**EXERCISE:** Return all lines of the data in which the string "home" occurs.
___ DATA FOR THIS EXERCISE ___
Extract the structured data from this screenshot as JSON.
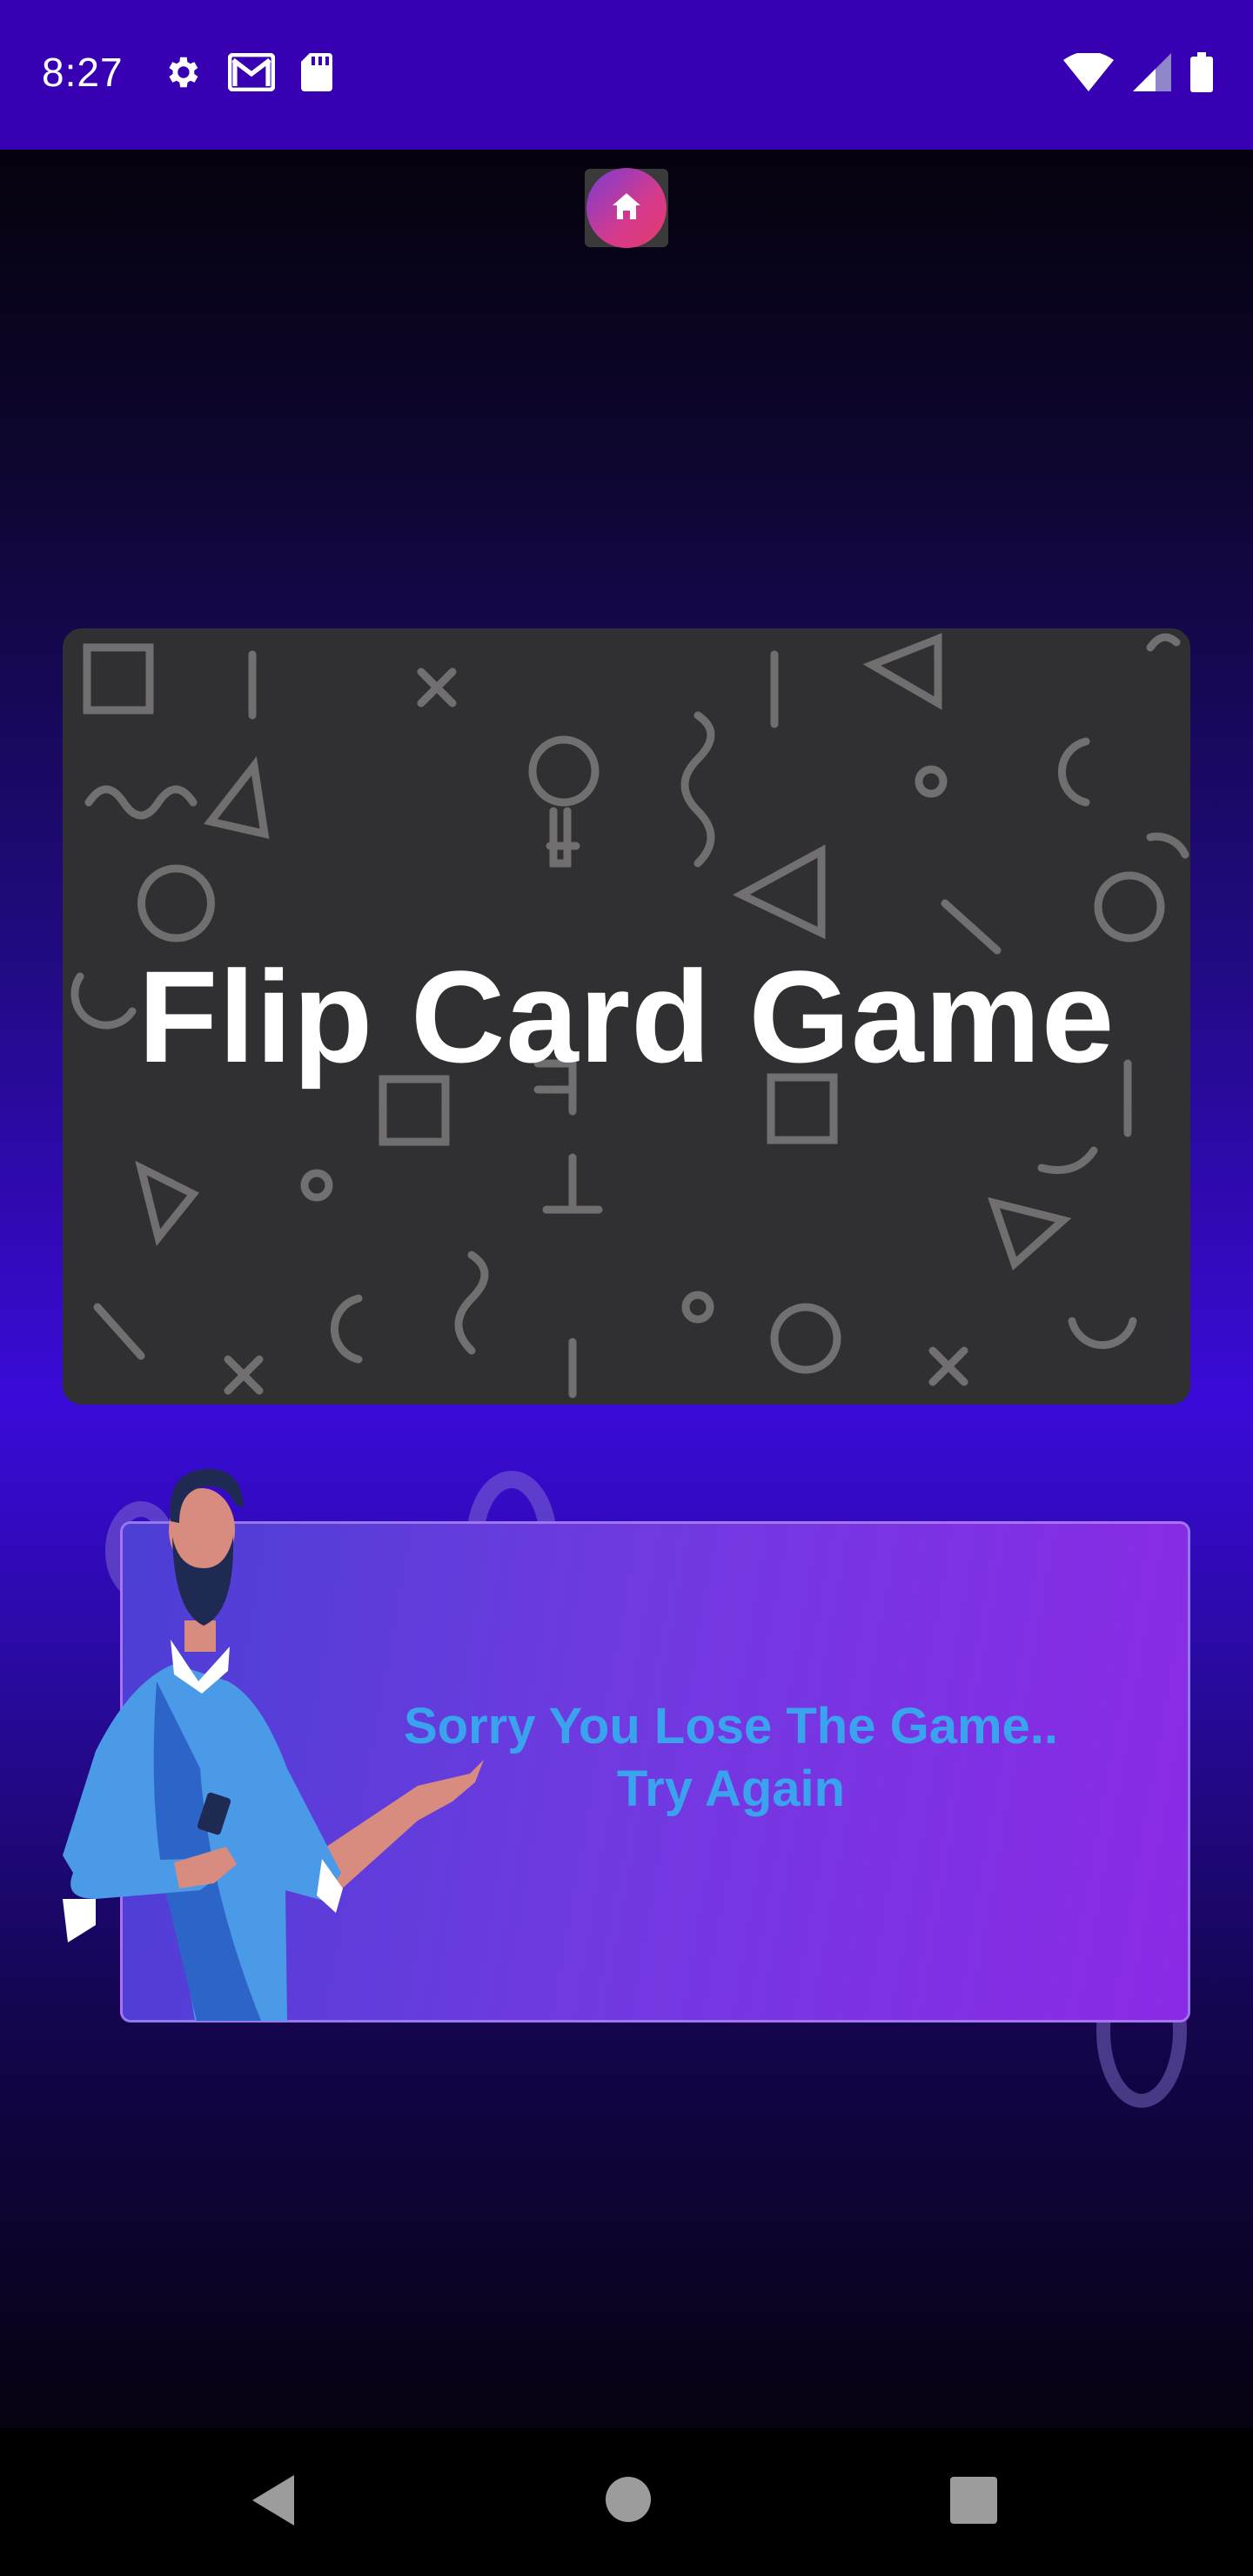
{
  "status_bar": {
    "time": "8:27",
    "left_icons": [
      "gear-icon",
      "gmail-icon",
      "sd-card-icon"
    ],
    "right_icons": [
      "wifi-icon",
      "cell-signal-icon",
      "battery-icon"
    ],
    "background": "#3700b3"
  },
  "app": {
    "home_button_icon": "home-icon",
    "title": "Flip Card Game",
    "result_message_line1": "Sorry You Lose The Game..",
    "result_message_line2": "Try Again",
    "colors": {
      "title_card": "#302f31",
      "result_text": "#3aa3ee",
      "result_card_start": "#4b3fd4",
      "result_card_end": "#8b2ae6"
    }
  },
  "nav_bar": {
    "buttons": [
      "back-icon",
      "home-circle-icon",
      "recents-icon"
    ]
  }
}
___
**EXERCISE RESULT:**
    "home_button_icon": "home-icon",
      "home-circle-icon",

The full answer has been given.